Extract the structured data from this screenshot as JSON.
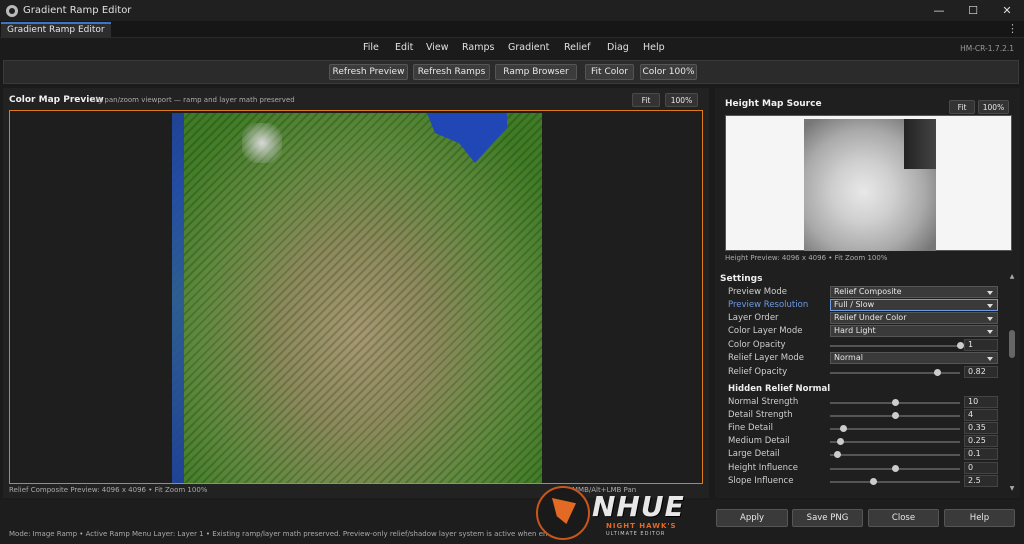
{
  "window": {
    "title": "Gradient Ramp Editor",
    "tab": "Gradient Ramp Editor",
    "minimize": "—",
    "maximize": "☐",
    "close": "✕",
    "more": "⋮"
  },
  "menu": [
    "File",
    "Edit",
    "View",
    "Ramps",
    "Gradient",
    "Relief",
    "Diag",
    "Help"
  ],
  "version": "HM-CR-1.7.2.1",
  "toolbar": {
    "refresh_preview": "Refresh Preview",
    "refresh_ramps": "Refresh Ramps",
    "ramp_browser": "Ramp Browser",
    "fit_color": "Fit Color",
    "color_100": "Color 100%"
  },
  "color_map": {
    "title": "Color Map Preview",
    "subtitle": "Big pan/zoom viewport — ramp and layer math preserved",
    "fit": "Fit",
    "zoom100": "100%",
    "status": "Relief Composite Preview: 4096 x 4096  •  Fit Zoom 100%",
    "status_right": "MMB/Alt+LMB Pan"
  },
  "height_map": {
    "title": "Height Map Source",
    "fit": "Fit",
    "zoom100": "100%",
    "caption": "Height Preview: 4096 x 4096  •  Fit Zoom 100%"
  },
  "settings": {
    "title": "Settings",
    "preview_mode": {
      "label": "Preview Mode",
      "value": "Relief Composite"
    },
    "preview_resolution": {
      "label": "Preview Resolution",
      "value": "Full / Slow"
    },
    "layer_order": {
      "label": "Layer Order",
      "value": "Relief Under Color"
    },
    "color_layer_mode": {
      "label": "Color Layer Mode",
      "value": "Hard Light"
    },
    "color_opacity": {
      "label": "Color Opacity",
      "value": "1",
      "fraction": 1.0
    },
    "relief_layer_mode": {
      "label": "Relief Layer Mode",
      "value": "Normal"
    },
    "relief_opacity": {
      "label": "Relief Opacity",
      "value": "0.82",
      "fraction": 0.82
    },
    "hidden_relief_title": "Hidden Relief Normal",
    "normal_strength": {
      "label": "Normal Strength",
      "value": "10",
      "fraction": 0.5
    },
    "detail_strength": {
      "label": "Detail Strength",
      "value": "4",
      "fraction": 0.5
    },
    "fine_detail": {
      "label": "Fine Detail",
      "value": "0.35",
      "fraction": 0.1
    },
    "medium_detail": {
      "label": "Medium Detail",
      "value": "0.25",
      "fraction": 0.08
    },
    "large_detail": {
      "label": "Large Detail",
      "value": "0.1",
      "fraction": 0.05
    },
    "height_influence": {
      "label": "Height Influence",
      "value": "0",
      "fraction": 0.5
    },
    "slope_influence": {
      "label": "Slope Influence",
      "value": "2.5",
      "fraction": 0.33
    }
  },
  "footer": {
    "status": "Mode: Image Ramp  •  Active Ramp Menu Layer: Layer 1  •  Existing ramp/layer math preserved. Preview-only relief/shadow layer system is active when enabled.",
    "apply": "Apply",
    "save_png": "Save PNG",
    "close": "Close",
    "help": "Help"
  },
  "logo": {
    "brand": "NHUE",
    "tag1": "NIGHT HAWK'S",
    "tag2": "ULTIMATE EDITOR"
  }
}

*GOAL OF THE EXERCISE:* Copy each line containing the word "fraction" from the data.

*SOLUTION:*
      "fraction": 1.0
      "fraction": 0.82
      "fraction": 0.5
      "fraction": 0.5
      "fraction": 0.1
      "fraction": 0.08
      "fraction": 0.05
      "fraction": 0.5
      "fraction": 0.33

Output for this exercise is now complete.